Syndergaard (2019): 95.0 IP, 93 K, 24 BB, 11 HR, 4.55 ERA, 3.62 FIP, 1.21 WHIP

Syndergaard is expected to make his first appearance in 15 days after landing on the Injured List with a low-grade hamstring strain and missing two starts. He made one rehab appearance for the Brooklyn Cyclones on Tuesday and went five innings while giving up three earned runs on five hits with nine strikeouts. Before exiting his start against the St. Louis Cardinals on June 15, he had allowed five runs (four earned) on six hits with five strikeouts over six-plus innings. Prior to that, he had pitched seven one-hit innings in a start against the Colorado Rockies. Syndergaard’s ERA still sits at an unsavory 4.55 halfway through the season.

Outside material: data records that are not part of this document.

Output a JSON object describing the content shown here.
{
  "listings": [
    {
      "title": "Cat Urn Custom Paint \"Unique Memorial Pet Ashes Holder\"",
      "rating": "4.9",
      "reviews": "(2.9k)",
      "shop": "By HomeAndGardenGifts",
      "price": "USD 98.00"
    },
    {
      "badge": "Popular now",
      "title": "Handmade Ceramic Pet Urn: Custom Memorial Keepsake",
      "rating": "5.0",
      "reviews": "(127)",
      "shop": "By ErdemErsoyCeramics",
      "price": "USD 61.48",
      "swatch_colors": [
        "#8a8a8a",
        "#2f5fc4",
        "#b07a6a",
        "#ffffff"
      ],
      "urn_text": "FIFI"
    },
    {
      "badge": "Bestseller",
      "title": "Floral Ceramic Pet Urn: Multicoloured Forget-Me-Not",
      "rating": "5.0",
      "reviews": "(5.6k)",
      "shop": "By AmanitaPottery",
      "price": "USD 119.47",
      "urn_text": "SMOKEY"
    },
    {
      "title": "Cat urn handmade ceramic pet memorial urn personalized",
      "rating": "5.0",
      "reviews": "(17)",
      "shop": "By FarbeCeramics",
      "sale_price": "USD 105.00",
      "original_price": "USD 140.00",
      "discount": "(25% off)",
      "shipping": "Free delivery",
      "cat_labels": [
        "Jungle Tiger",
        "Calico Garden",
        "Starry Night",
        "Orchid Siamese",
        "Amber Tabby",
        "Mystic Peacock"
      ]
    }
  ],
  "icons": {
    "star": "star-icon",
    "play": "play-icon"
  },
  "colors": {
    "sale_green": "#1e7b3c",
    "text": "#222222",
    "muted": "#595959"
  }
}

Prediction: The Mets continue to sink as they drop two of three to the Braves.


How will the Mets fare in their three game series against the Braves?

This poll is closed

  • 7%
    The Mets chop down the Braves in a much-needed three-game sweep!
    (6 votes)
  • 7%
    The Mets rebound from a tough road trip by taking two out of three.
    (6 votes)
  • 27%
    The Mets drop another series but win a game this time.
    (22 votes)
  • 41%
    The Mets’ fall to the bottom continues after being swept by Atlanta.
    (33 votes)
  • 15%
    (12 votes)
79 votes total Vote Now